• [Task details]:
Going line by line through the entries below, tally those that hold the string "双重预防机制". Give only the total.

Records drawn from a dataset

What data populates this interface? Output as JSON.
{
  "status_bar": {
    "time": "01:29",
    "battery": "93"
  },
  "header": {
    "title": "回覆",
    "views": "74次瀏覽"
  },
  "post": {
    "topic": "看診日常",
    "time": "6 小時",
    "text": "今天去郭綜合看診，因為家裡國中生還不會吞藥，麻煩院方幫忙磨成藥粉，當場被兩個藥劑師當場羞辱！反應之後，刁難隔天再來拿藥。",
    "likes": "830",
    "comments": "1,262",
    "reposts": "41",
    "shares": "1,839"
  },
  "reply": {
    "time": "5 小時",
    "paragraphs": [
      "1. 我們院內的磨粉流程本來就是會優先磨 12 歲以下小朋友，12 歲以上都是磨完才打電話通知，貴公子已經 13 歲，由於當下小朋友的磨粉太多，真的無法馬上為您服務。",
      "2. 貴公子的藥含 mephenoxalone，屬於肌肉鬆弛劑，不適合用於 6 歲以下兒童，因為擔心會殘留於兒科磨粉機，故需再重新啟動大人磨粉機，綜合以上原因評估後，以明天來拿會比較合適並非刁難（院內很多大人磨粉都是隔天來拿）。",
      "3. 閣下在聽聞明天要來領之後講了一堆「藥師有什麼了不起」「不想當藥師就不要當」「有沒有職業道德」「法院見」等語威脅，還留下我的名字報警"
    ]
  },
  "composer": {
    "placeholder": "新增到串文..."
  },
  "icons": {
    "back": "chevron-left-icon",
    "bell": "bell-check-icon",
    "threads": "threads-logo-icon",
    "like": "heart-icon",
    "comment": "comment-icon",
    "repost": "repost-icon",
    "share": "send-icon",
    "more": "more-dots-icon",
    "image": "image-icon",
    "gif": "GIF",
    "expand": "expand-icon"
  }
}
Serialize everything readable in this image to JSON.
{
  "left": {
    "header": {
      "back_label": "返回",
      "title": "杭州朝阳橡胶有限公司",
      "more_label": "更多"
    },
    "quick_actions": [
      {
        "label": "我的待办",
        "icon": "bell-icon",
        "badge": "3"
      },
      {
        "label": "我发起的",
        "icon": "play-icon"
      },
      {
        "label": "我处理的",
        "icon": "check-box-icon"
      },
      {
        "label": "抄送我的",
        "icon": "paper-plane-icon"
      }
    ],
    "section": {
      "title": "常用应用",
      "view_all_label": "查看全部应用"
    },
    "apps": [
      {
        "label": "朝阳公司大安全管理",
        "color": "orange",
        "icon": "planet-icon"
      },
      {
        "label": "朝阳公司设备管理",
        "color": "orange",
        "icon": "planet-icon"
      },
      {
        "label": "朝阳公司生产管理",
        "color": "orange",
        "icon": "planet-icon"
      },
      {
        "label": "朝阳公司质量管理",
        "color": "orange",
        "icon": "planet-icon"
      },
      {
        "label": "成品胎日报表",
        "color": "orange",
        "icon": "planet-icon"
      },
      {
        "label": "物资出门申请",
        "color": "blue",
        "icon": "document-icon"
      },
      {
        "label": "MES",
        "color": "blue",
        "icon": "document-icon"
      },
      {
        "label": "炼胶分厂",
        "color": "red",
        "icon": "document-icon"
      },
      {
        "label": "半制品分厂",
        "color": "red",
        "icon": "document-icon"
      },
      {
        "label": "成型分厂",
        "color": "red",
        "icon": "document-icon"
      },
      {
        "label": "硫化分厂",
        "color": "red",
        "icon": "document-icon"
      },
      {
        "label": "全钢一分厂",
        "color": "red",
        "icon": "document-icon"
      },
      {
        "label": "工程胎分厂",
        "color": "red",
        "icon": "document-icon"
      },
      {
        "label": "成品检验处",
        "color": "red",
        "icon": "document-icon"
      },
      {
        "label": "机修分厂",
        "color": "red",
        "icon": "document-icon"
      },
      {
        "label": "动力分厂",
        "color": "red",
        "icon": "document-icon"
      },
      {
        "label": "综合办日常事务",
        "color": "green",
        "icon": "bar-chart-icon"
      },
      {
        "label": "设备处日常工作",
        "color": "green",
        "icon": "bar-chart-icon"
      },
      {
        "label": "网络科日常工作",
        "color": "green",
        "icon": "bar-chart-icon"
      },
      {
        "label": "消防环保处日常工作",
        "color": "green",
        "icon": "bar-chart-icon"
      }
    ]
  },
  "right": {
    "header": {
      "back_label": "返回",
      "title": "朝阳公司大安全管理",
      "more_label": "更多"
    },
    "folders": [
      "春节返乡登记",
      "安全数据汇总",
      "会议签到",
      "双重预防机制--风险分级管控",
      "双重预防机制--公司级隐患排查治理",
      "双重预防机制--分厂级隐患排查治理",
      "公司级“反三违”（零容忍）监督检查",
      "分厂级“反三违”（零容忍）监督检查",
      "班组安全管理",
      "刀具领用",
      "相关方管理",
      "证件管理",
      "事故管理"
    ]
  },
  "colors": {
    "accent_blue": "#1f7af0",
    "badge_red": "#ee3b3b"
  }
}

• [Solution for this problem]:
3